- Selecting the right type of lime: Opt for agricultural lime, which is less caustic and safer for use around chickens compared to other types like hydrated or quick lime.
- Ensuring proper ventilation: Keep the coop well-ventilated, especially immediately after applying lime, to disperse dust and reduce respiratory risks for the chickens.
- Avoiding direct contact with chickens: Apply lime in a way that prevents direct contact with the chickens, such as covering treated areas with bedding.
By adhering to these guidelines, you can effectively use lime in your chicken coops, enhancing their environment while maintaining safety for both the chickens and their caretakers.
Diatomaceous Earth vs. Lime for Chickens: Which Is Better?
Determining which is better between diatomaceous earth and lime depends on the specific needs of your chicken coop and the challenges you face in maintaining it.
Diatomaceous earth is a natural pesticide, excellent for controlling parasites that harm chickens. Meanwhile, lime is used for managing environmental factors like odors and moisture.
Diatomaceous earth stands out for its ability to effectively deal with pests such as mites and lice. It works by dehydrating these pests, making it a great choice for coops plagued by infestations.
Its natural composition also makes it an environmentally friendly option for pest control, which is a significant advantage for those looking for sustainable solutions.
Lime, on the other hand, plays a crucial role in maintaining the overall hygiene and health of the coop.
It excels in absorbing excess moisture and neutralizing odors, creating a more comfortable and healthy environment for the chickens.
This aspect is particularly beneficial for preventing the growth of bacteria and parasites that thrive in damp and unclean conditions.
In terms of addressing specific needs, if the main issue in the coop is pest infestation, diatomaceous earth is the more effective option.
However, for general upkeep and creating a healthy living space for the chickens, lime is more suitable.
For comprehensive care, using both diatomaceous earth and lime can be an excellent strategy, as they each address different but equally important aspects of chicken coop maintenance.
Fun Fact: Did you know that adding just 2% diatomaceous earth to the diet of certain breeds of commercial egg-laying hens can lead to some remarkable benefits?
In a study, Bovan Brown hens fed with DE not only had significantly fewer internal parasites but also laid larger eggs with more albumen and yolk compared to those on a control diet.
Additionally, both Bovan Brown and Lowmann Brown breeds showed increased body weight and egg production when fed with DE.
Where to Buy Lime for Chicken Coop
When buying lime for chicken coops, the first choice for many chicken owners is farm supply stores.
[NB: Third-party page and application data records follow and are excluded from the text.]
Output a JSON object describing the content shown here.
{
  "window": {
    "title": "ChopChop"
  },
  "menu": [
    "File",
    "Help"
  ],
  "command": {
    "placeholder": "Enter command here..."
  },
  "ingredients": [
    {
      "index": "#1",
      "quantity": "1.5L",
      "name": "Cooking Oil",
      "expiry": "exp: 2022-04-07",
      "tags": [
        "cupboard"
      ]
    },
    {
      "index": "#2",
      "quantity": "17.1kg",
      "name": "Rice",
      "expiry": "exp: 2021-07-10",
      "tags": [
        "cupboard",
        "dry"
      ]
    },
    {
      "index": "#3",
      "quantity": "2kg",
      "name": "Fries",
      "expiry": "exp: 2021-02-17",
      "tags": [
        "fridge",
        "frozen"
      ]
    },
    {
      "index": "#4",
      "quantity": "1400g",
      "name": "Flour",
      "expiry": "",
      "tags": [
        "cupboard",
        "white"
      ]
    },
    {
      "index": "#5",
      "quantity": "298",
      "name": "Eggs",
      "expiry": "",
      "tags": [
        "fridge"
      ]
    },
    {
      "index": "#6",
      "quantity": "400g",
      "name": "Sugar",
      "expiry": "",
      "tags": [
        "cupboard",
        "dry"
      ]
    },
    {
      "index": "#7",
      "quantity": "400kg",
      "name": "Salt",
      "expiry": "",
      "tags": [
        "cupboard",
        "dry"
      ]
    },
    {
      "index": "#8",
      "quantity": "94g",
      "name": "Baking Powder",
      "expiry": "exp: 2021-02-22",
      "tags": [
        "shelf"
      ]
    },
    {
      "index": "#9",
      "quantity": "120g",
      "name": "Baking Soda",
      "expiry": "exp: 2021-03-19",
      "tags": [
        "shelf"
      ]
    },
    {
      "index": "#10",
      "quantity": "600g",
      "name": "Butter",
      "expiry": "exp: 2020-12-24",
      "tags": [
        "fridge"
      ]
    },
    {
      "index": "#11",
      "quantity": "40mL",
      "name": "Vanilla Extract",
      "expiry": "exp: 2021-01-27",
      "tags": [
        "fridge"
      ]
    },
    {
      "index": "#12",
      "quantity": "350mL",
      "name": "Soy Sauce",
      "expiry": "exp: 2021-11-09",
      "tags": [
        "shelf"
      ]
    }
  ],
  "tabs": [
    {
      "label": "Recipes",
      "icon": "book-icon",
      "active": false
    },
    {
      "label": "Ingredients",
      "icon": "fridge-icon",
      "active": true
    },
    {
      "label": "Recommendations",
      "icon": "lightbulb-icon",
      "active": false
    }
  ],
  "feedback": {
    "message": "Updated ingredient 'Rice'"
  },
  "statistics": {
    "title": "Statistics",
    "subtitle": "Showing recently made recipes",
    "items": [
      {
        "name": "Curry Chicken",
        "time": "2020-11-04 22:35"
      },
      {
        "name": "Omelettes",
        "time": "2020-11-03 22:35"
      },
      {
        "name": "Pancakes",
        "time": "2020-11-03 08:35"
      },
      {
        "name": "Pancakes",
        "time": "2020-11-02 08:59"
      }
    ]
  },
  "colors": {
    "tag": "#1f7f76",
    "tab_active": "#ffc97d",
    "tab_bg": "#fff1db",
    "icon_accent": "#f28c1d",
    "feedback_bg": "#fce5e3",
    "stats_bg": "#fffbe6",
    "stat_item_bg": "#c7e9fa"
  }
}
These stores usually have a good stock of agricultural lime, and the staff can offer valuable advice on its proper use.
They understand the local soil conditions and can recommend the right type of lime accordingly.
Another option is to look at gardening centers or home improvement stores. These places often carry a range of lime products suitable for different purposes, including use in chicken coops.
While they may not have the specialized knowledge of farm supply stores, they offer convenience and variety.
Online retailers are a convenient alternative, especially if local options are limited. They provide a wide selection of lime products, often with detailed descriptions and customer reviews.
This can be particularly helpful in comparing different brands and types of lime to find the best fit for your coop. Remember to check shipping costs and policies to ensure it’s a viable option for your location.
Bennett, D.C., et al. Effect of diatomaceous earth on parasite load, egg production, and egg quality of free-range organic laying hens Science Direct (2011)
Materechera, Simeon et al. The effectiveness of lime, chicken manure and leaf litter ash in ameliorating acidity in a soil previously under black wattle (Acacia mearnsii) plantation ResearchGate (2002)